* Records supplied
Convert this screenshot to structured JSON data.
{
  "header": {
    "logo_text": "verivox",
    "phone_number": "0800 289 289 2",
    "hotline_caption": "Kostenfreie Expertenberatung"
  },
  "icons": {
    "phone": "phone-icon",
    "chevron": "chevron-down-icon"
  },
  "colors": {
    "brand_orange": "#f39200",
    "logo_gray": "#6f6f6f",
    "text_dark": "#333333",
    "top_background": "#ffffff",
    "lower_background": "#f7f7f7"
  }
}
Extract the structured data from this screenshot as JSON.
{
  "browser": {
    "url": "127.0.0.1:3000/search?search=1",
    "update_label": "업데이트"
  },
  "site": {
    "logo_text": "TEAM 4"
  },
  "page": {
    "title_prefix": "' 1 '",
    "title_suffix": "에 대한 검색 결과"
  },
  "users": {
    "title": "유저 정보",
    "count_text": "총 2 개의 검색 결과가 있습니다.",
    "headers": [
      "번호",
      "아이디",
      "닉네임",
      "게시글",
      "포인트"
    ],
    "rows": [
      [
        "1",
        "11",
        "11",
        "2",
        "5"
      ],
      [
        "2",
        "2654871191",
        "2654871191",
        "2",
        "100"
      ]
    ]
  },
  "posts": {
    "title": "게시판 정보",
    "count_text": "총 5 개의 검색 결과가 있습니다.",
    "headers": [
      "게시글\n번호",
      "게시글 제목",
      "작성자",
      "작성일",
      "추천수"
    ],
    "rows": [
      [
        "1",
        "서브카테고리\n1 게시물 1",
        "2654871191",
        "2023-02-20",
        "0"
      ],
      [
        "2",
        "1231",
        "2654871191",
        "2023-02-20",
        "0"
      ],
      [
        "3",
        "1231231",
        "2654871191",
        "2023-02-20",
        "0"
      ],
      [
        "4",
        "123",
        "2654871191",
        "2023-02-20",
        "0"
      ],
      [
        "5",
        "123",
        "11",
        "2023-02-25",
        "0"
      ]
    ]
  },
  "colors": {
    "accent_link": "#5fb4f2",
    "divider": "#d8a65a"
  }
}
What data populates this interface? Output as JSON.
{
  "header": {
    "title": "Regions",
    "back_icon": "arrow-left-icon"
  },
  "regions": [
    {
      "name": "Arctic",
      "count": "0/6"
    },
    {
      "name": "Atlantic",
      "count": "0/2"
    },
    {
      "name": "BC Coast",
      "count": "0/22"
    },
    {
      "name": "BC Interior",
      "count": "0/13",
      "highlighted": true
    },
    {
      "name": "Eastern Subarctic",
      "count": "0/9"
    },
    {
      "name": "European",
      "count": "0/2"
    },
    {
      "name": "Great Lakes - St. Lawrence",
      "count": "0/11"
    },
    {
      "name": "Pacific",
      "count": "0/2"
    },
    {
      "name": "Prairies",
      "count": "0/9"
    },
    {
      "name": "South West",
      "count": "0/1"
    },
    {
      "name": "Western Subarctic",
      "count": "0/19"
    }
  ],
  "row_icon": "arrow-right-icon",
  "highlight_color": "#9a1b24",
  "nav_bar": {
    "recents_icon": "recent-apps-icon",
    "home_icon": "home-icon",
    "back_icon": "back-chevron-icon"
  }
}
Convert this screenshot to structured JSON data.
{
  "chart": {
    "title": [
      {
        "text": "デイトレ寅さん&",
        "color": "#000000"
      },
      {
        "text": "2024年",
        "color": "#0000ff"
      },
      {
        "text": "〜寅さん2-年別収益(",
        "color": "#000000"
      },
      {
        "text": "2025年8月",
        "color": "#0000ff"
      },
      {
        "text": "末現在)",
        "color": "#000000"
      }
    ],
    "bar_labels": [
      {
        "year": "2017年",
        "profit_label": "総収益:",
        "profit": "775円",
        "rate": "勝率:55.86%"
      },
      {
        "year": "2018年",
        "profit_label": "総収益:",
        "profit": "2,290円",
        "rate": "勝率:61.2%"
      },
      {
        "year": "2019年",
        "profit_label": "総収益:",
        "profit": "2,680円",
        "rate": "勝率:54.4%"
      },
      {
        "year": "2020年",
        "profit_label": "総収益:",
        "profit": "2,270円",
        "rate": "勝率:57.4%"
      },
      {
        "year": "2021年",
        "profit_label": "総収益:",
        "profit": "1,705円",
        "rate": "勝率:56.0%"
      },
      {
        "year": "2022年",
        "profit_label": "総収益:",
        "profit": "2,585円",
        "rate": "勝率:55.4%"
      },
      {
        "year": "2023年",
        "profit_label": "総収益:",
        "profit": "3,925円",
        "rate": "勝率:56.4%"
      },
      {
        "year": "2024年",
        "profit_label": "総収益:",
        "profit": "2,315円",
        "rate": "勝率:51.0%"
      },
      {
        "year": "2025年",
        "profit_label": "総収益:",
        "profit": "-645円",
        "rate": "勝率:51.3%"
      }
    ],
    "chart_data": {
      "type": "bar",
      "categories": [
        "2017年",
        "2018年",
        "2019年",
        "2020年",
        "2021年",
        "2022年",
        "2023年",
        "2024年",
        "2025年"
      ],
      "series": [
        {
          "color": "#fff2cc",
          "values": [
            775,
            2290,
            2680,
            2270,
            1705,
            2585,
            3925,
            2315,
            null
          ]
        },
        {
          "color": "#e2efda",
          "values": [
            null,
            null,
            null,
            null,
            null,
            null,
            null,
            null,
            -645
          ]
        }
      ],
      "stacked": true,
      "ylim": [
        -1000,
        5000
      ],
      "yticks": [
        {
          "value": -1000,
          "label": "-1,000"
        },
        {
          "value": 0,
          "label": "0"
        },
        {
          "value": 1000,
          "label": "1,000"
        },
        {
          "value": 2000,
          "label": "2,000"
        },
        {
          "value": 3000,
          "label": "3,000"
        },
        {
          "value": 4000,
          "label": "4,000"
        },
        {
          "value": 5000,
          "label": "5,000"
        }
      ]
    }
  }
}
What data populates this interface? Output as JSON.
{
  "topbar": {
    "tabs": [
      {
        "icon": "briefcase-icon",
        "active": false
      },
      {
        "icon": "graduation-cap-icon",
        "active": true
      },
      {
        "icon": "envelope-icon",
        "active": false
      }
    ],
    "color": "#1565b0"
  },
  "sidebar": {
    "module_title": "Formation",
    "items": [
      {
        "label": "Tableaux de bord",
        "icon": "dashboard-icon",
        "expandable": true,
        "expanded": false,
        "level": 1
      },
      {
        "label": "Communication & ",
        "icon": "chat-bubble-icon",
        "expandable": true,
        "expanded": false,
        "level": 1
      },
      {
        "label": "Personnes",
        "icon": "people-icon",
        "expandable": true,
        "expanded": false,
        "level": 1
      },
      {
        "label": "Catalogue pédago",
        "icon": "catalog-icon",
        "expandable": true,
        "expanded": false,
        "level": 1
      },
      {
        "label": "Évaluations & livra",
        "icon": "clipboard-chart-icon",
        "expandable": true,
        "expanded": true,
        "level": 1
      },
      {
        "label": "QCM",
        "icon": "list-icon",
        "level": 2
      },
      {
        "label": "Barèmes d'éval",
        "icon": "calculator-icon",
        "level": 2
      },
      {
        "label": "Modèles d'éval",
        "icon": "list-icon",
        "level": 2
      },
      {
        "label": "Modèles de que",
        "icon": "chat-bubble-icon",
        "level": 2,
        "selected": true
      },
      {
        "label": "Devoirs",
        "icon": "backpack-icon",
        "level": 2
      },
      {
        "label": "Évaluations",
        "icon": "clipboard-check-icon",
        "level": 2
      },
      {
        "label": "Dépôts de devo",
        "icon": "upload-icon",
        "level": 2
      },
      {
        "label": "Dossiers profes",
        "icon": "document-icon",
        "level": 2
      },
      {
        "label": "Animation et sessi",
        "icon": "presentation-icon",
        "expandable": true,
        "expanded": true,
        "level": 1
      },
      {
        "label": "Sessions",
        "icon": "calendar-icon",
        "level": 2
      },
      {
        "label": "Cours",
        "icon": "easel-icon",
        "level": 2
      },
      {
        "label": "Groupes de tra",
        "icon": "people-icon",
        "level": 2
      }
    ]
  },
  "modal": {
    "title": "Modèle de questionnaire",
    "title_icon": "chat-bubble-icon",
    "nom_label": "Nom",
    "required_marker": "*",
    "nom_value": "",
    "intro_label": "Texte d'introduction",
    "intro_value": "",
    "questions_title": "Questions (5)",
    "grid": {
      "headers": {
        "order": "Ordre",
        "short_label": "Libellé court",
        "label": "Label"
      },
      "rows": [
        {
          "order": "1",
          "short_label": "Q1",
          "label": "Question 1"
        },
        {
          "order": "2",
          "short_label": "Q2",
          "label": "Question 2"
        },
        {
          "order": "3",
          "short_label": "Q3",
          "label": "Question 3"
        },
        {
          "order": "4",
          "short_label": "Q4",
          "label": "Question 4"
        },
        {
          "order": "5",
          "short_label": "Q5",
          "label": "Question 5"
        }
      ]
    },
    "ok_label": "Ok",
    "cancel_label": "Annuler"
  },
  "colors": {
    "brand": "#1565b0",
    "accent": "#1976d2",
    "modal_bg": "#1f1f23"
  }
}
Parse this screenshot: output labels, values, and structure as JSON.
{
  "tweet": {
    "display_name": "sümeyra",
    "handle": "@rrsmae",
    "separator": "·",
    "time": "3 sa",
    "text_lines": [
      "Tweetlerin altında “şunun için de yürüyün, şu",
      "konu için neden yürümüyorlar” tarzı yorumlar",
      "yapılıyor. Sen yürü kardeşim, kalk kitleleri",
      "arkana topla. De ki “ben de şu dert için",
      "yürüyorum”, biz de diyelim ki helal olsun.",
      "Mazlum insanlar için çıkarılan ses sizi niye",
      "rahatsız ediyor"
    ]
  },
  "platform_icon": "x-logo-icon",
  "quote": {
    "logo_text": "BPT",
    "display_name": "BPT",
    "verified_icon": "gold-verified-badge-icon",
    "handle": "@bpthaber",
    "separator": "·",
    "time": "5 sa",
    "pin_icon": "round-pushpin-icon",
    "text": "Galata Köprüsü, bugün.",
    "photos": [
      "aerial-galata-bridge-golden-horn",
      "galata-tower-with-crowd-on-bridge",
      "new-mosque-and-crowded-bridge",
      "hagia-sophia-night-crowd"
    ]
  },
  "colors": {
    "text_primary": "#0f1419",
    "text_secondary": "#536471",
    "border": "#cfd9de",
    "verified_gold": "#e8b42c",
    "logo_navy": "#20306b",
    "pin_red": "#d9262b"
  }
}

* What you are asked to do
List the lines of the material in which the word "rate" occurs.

* Your response
        "rate": "勝率:55.86%"
        "rate": "勝率:61.2%"
        "rate": "勝率:54.4%"
        "rate": "勝率:57.4%"
        "rate": "勝率:56.0%"
        "rate": "勝率:55.4%"
        "rate": "勝率:56.4%"
        "rate": "勝率:51.0%"
        "rate": "勝率:51.3%"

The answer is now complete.